All exported functions should be defined in a primary extension class.

Classes and modules

It’s allowed to import any Python system module or module installed by EVA ICS. If extension requires installing more modules, they should be listed in extension help and in __mods_required__ variable.


All non-standard modules (not included neither in Python install nor in EVA ICS) should be imported with try/catch with importlib, their unavailability shouldn’t block loading extension for informational purposes.

Importing EVA modules and functions from eva.lm.extapi:

  • get_version() get Extension API version

  • get_polldelay() get EVA poll delay

  • get_timeout() get default timeout

  • critical() send EVA critical call

  • log_traceback() log traceback debug info

is highly welcome.

The main class is defined as:

from eva.lm.extensions.generic import LMExt as GenericExt
from eva.lm.extapi import ext_constructor

class LMExt(GenericExt):
    #<your code>


The constructor should set the above constants to class variables to let them be serialized by parent class if requested:

def __init__(self, **kwargs):
    # your code, e.g. parsing self.cfg

Decorator @ext_constructor automatically invokes parent constructor and handles special init requests.

If the constructor faces a problem (i.e. parsing a config or checking required modules) it may set self.ready=False to abort controller loading the extension.

Persistent data

Special dict variable is used to keep extension persistent data.
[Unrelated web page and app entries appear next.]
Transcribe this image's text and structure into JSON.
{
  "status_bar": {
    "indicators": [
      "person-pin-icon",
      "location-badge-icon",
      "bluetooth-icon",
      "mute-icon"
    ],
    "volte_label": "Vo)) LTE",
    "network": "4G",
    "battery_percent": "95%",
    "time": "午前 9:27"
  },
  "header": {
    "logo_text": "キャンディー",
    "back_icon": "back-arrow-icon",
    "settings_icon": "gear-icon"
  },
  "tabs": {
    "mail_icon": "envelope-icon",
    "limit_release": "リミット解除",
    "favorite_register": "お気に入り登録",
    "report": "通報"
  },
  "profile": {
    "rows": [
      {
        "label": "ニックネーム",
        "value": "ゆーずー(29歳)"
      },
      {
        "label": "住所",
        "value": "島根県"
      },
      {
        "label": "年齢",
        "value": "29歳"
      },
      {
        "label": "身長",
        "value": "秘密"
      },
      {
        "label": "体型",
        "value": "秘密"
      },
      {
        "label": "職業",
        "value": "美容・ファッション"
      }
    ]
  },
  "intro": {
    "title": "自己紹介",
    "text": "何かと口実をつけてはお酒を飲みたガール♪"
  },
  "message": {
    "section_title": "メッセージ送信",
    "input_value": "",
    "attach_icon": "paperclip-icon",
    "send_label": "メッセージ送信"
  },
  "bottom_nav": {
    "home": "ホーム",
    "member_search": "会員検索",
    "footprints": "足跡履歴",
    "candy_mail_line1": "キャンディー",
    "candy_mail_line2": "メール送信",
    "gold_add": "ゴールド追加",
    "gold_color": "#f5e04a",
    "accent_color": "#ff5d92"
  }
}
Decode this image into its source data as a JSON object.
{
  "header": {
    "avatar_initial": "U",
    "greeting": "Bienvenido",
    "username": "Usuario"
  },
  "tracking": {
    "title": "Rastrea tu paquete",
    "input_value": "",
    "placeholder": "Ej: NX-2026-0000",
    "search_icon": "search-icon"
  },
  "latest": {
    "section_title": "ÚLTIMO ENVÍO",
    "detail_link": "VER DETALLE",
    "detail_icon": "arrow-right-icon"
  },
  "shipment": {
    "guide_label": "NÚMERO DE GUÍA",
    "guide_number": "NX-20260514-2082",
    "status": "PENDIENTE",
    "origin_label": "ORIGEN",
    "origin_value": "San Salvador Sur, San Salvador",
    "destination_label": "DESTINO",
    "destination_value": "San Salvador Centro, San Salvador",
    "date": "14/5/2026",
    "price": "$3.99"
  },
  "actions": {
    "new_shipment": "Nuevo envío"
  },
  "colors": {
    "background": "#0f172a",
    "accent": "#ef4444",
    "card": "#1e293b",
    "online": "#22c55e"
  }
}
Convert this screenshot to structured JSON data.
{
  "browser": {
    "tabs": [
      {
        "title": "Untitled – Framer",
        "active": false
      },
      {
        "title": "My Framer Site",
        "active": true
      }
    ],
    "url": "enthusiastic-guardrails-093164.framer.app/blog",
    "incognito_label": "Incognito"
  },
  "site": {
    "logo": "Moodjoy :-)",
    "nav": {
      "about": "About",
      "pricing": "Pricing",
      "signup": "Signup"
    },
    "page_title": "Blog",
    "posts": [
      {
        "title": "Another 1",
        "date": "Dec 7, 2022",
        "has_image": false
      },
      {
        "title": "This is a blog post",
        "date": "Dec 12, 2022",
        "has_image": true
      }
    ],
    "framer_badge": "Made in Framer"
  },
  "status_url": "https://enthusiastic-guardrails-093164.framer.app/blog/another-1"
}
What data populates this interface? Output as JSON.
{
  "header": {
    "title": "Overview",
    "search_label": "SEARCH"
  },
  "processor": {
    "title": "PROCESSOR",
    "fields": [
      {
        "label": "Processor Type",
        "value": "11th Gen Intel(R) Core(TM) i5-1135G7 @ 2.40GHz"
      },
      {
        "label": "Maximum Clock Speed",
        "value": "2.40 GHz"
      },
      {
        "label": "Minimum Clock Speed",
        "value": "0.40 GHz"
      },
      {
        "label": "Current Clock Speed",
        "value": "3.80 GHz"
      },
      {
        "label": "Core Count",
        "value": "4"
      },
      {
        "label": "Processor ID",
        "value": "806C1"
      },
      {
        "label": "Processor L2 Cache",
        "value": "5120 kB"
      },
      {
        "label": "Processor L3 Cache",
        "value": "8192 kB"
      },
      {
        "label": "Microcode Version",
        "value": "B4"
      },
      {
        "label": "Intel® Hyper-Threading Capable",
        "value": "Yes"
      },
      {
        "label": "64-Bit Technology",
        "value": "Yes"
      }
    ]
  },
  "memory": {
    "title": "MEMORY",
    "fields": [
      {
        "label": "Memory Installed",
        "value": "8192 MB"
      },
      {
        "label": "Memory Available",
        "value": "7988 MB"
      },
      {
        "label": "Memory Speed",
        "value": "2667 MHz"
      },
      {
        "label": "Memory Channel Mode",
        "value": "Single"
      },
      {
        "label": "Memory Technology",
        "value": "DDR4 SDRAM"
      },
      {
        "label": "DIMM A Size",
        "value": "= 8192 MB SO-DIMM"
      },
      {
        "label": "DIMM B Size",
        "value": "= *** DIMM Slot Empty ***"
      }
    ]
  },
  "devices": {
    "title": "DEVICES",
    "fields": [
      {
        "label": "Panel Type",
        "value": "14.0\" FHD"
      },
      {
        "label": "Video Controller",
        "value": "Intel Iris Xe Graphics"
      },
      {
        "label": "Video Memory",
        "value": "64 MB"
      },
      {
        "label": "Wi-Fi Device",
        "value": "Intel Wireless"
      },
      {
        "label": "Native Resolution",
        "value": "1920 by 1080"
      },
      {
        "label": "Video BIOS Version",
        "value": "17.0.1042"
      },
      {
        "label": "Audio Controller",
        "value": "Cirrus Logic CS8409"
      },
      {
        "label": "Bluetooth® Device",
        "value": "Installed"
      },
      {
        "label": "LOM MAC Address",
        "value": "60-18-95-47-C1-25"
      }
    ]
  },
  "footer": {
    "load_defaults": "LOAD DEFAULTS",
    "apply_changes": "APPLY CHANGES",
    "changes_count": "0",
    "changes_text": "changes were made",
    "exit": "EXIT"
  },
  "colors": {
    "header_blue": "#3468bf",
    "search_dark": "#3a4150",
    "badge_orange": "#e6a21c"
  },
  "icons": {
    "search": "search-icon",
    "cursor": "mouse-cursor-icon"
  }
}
This data is automatically saved on controller stop or when save API / CLI command is called and automatically loaded on controller start.


  • should always be a dict

  • dict keys, as well as keys of the sub-dicts must be strings

  • data is stored in JSON format, so should contain only numbers, strings and booleans, lists and dicts

  • it’s highly recommended to use self.data_lock before accessing

  • to tell controller that data is modified and should be saved, set self.data_modified to True

Code example:

# read data
with self.data_lock:
   value = data.get('key')

# write data
with self.data_lock:
   data['key'] = 'value'
   self.data_modified = True


When extesion is unloaded, its data file is deleted


There’s no standard way to handle exceptions, however if any of exported functions raise them, this should be specified in extension help and readme file.

Config validation

Optional method validate_config can be implemented to automatically validate module configuration.

class eva.x :noindex:.GenericX
validate_config(config={}, config_type='config', ignore_private=False, **kwargs)

Validates module config

Does nothing by default. Can e.g. call self.validate_config_whi to validate config with module help info, validate config with JSON schema or do everything manually

Note: “driver_assign” always assigns the same parameters for “action” and “state” by default. Consider either ignoring config_type=’state’ validation or allow action parameters there.

  • config – config to validate (may be modified on-the-flow to convert variable types for extension config)

  • config_type – validation config type (‘config’, ‘state’, ‘action’ etc., matches help variable)

  • ignore_private – allow any private (starting with “_”) parameters as they’re usually passed as-is to lower level extension (e.g. LPI -> PHI)

  • kwargs – reserved for the future


True if config is validated


eva.exceptions.InvalidParameter – if config contains invalid params

validate_config_whi(config=None, config_type='config', allow_extra=False, ignore_private=False, xparams=[])

Validate config with module help info

Help info: module help info variable (e.g. __config_help__ for config)

  • config – config to validate

  • config_type – config type (help var to parse, default is ‘config’)

  • allow_extra – allow any extra params in config

  • xparams – list of allowed extra params


True if config is validated. Config dict variables are automatically parsed and converted to the required types (except extra params if not listed)


eva.exceptions.InvalidParameter – if configuration is invalid


Use bin/test-ext command-line tool to perform PHI module tests. The tool requires test Python file, which loads extension as _ and contains all its functions (e.g. __test for extension.test):

print('Testing extension')
print('Test completed')